= Aim of the exercise =
Pick out each line below containing "title".

Page and application data records:
|---|
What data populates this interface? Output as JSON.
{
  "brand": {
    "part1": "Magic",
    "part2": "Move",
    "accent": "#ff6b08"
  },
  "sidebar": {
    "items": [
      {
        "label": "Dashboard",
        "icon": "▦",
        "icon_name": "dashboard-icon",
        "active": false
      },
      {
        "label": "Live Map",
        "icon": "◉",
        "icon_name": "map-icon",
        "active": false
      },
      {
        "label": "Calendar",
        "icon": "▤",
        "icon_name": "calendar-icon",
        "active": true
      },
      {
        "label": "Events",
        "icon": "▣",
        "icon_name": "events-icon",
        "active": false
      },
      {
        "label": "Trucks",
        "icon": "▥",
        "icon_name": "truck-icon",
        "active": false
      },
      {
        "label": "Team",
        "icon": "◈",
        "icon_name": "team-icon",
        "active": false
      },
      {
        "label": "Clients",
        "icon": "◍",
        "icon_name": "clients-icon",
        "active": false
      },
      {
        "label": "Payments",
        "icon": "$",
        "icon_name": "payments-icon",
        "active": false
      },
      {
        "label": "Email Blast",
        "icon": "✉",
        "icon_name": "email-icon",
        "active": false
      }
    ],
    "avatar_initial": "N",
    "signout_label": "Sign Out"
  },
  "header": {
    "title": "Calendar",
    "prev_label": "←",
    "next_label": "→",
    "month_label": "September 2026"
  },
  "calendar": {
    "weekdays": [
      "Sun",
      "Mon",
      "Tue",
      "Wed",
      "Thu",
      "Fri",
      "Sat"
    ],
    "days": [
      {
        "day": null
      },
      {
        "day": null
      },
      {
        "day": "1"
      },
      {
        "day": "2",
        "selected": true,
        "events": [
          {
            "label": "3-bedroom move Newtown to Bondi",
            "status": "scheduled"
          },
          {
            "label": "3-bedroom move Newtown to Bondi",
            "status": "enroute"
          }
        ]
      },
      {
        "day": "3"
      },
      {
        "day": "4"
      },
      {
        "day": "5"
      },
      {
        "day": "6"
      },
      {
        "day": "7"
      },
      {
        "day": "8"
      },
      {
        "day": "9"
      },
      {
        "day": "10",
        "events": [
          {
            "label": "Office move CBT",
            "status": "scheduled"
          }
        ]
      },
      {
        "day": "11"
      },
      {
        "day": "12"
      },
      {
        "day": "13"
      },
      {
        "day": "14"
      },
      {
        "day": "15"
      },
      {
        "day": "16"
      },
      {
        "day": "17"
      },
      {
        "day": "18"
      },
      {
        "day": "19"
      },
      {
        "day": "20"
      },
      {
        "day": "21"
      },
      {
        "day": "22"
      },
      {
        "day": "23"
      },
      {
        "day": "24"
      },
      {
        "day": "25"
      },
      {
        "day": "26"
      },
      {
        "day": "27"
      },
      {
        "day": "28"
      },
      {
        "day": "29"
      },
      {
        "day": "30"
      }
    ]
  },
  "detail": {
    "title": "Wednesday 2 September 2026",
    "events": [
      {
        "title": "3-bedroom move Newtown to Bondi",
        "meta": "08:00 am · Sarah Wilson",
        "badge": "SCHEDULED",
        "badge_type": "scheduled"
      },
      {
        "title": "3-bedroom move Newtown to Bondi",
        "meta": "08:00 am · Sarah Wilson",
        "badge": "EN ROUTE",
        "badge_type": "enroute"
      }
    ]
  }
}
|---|
= Output =
    "title": "Calendar",
    "title": "Wednesday 2 September 2026",
        "title": "3-bedroom move Newtown to Bondi",
        "title": "3-bedroom move Newtown to Bondi",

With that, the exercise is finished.